Humour is the one universal language. You can be a toddler or a serious guy in a suit, you're still going to laugh when your friend slips on a banana peel. There's many things that divide us in this world yet humour brings us closer together.
Everything can make me smile but I probably have a soft spot for the everyday little things that happen to us all and we can instantly relate to. I saw somebody walk into a pole the other day, that never gets old.
What inspires you?
Everything. People doing interesting things, science, the psychology behind what makes us do the strange things we do and especially looking for the brighter side of everything and how it could be replicated.
Which other artists do you admire and why?
I can't help but smile at the awkwardness of Andy Warhol. He was an ordinary guy, doing extraordinary things using ordinary things. He did things not because he saw any specific meaning in it, but because he saw that other people saw meaning in it.
Finally, if you had followed a different path, where might it have taken you?
I had always been more interested in doing my own thing, in part because I'm terrible at following other people’s instructions. I get distracted and my thoughts wander off, thinking about some other project and how it could be done. I'm better at figuring out how to do something my own way, so I can't say where exactly I would have ended up, but I've always been working on one crazy project or another.
Clearly, Tabby is a uniquely talented and articulate character. He sells to collectors and fans across the globe and his work has appeared on walls in multiple cities, from Vienna to Carlisle! We reckon our good friend is one to watch. Listen up art world, you’re going to be hearing a lot more from Mr Tabby!
Landmark Street Art Gallery has several pieces of original Tabby artwork, with more on the way. Bag yours now, by going to our online shop - https://landmarkstreetart.com/collections/tabby

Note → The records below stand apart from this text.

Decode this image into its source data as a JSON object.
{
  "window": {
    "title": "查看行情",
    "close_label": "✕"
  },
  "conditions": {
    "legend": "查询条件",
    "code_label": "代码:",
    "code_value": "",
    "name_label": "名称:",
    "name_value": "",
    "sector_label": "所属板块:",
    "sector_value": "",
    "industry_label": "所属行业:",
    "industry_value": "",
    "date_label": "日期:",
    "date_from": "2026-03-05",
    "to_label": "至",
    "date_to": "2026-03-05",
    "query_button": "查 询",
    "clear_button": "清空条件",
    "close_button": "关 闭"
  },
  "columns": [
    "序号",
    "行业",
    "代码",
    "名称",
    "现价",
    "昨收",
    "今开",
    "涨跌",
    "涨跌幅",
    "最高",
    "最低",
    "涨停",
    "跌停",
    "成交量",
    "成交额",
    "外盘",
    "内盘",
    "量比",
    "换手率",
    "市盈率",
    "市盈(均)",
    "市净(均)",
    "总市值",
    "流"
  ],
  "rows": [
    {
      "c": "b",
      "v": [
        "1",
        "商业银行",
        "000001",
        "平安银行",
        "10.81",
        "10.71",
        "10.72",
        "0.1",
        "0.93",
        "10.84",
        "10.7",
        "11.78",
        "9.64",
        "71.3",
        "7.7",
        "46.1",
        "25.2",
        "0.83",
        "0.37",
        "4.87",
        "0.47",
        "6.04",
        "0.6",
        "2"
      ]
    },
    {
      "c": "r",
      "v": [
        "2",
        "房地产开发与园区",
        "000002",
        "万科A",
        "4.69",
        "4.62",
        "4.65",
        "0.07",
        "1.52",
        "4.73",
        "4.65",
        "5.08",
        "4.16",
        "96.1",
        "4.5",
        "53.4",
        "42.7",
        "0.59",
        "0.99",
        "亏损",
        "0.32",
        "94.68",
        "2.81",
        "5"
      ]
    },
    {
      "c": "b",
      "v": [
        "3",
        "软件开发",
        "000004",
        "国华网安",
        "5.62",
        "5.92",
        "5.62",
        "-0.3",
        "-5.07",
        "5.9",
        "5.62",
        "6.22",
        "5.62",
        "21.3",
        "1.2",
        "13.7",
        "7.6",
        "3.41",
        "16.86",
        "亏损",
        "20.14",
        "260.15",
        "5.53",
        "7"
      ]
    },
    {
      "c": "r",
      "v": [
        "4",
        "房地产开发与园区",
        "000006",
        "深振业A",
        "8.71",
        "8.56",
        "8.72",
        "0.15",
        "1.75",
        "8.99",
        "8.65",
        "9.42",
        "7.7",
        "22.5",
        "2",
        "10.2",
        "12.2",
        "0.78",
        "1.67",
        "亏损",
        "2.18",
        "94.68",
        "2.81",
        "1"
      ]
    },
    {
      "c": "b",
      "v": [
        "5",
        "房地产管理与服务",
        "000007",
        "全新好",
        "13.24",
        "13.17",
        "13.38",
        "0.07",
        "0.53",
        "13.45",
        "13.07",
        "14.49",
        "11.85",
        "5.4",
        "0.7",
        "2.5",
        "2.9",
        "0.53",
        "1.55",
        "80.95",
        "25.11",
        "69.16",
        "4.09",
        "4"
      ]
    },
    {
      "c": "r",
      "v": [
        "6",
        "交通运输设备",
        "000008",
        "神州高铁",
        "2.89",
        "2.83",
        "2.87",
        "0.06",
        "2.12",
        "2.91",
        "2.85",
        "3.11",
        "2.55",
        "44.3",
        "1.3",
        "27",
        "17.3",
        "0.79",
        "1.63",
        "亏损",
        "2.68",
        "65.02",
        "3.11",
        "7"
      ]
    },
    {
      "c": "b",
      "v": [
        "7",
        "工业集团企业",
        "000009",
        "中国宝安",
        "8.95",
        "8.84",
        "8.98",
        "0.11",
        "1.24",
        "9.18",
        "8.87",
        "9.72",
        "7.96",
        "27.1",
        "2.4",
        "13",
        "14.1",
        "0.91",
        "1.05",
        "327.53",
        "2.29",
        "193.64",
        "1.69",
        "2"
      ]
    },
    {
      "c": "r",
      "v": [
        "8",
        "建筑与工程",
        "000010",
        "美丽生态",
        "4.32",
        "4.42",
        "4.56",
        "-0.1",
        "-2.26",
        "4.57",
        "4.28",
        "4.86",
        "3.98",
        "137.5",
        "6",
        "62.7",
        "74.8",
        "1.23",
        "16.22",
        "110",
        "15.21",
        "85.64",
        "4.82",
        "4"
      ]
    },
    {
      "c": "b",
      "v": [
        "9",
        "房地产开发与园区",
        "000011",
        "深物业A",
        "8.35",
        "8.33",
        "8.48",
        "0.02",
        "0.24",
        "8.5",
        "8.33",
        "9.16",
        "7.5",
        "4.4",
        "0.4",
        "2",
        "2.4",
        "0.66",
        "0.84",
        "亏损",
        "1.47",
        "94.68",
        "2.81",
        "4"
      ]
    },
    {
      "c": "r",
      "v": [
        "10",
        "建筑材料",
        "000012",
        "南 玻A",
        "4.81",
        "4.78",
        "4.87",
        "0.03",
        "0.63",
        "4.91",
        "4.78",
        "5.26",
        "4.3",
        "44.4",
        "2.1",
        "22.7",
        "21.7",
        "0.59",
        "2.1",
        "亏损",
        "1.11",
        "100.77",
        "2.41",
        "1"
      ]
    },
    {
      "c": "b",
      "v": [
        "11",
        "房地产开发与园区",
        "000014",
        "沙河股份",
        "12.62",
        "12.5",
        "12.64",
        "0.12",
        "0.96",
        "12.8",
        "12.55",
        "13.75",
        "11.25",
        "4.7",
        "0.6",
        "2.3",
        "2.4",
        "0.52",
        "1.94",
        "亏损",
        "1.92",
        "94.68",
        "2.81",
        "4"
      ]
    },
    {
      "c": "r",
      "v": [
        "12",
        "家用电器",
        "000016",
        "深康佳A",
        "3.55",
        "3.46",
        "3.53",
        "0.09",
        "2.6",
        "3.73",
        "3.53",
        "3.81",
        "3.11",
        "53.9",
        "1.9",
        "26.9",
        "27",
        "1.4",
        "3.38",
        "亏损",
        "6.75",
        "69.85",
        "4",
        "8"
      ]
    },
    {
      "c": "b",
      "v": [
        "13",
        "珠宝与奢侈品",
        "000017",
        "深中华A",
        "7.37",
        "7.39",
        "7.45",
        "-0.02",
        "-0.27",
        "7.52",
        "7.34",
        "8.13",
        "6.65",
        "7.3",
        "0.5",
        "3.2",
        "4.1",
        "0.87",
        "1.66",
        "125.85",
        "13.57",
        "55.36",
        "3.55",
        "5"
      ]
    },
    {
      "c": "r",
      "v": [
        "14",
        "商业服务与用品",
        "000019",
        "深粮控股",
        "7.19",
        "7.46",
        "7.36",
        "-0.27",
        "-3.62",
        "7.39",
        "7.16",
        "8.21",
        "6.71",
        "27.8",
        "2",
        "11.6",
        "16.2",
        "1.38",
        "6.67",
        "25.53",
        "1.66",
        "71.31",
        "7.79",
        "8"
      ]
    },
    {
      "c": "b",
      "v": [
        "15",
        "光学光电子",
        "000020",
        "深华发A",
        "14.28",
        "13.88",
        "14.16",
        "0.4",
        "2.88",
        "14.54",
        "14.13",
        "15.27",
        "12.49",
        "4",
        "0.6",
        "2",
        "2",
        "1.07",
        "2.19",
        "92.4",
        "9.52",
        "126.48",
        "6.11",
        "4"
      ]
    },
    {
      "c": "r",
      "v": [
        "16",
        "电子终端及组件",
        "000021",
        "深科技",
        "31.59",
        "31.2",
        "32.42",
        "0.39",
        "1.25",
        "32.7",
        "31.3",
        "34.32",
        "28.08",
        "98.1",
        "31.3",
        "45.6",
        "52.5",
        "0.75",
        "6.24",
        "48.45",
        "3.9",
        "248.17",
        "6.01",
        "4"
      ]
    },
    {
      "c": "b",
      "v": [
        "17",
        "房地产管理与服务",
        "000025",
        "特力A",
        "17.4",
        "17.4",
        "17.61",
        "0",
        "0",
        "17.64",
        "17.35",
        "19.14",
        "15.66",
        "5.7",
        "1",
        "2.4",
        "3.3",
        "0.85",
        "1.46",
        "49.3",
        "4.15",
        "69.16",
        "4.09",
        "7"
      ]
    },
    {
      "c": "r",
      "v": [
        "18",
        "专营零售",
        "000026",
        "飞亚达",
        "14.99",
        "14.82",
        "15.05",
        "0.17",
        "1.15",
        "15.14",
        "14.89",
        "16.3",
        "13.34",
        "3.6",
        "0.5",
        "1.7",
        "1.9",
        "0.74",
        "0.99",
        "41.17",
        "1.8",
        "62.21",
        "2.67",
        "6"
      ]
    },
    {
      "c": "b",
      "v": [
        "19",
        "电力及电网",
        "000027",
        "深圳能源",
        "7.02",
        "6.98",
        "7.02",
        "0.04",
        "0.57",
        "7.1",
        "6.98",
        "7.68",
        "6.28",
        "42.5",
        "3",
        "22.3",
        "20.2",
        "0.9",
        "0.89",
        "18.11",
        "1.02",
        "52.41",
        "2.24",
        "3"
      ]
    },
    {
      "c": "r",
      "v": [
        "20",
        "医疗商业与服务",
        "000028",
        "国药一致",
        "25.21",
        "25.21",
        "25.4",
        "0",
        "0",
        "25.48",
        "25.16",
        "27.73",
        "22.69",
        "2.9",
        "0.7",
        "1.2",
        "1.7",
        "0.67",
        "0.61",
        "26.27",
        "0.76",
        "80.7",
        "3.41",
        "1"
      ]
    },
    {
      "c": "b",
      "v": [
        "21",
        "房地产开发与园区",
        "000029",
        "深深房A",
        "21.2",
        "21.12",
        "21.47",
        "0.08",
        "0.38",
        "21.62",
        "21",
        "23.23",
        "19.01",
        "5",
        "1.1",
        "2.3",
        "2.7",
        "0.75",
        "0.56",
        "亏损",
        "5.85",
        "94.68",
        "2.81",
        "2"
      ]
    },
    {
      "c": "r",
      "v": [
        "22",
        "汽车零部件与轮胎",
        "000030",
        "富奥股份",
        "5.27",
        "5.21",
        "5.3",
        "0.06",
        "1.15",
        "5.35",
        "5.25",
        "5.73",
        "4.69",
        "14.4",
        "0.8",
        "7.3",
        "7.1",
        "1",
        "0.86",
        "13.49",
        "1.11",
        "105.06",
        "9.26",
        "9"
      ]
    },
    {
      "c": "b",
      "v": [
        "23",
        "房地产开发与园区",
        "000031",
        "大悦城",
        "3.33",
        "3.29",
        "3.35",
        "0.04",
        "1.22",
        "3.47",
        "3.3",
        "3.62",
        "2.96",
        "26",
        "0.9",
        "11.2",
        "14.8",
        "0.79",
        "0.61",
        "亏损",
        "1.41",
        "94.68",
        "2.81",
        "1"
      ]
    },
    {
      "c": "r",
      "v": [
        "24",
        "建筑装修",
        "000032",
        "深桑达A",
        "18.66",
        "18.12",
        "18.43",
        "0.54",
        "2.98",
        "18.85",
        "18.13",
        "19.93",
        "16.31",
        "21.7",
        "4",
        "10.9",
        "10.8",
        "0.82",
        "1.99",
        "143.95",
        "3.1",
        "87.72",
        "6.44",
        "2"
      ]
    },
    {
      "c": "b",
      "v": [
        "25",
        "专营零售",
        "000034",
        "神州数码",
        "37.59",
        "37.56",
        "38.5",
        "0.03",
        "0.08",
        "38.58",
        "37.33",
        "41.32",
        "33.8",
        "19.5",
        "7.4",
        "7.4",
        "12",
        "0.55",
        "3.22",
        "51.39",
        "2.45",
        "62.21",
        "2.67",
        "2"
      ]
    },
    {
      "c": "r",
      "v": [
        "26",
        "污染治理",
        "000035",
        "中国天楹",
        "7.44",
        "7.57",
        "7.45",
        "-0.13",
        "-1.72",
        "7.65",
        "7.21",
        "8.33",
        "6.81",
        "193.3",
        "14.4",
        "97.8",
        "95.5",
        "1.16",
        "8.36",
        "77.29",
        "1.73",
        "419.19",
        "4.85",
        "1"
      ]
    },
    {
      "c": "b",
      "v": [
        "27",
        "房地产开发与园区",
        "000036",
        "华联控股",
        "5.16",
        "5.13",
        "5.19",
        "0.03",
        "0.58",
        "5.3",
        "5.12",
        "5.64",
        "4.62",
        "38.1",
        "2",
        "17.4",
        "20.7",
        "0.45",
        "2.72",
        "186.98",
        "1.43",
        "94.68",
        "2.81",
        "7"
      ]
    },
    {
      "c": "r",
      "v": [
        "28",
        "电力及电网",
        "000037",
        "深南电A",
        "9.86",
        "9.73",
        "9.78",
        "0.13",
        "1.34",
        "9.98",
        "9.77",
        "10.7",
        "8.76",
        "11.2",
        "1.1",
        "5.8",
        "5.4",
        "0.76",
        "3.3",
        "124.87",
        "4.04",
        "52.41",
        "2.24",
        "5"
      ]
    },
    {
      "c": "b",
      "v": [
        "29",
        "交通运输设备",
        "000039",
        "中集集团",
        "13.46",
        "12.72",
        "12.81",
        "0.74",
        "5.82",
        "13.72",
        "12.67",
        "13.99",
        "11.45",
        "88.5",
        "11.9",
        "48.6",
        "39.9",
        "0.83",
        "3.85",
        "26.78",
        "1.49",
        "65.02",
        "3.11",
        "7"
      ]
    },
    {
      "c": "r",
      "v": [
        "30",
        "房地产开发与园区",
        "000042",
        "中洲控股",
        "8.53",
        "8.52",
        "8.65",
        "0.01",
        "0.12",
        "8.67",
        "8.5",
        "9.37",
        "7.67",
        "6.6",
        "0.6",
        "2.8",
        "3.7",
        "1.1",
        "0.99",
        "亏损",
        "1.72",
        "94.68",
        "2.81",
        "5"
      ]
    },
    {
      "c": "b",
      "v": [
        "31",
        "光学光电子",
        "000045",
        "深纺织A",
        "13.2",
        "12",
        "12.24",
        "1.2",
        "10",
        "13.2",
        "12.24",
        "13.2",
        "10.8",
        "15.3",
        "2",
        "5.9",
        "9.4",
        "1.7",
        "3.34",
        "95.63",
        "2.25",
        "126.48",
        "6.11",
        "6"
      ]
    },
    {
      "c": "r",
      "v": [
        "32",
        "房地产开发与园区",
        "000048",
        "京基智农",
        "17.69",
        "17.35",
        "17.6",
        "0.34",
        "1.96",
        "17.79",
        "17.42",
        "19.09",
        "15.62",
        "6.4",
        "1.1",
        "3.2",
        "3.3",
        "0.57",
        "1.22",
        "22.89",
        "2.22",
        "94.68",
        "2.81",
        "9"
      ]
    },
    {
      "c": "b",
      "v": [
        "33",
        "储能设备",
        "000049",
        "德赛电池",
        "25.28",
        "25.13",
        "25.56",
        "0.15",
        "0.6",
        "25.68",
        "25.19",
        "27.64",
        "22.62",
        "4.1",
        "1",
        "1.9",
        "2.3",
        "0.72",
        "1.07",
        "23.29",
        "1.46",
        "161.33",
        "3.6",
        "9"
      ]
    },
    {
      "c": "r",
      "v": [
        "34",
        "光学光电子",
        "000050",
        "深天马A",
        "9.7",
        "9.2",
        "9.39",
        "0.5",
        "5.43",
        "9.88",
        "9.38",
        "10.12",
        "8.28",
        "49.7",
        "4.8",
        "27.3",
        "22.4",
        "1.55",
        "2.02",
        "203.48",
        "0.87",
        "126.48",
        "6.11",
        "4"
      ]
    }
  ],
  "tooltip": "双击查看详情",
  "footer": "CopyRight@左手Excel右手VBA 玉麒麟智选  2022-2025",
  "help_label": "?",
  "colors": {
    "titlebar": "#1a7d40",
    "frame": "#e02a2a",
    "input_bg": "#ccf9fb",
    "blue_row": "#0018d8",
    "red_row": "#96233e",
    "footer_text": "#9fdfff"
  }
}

Find out about Tabby’s visit to Carlisle - https://landmarkstreetart.com/blogs/news/landmark-street-art-collaborates-with-austrian-street-artist-tabby
You can follow Tabby on Instagram - https://www.instagram.com/tabbythis Spread the love!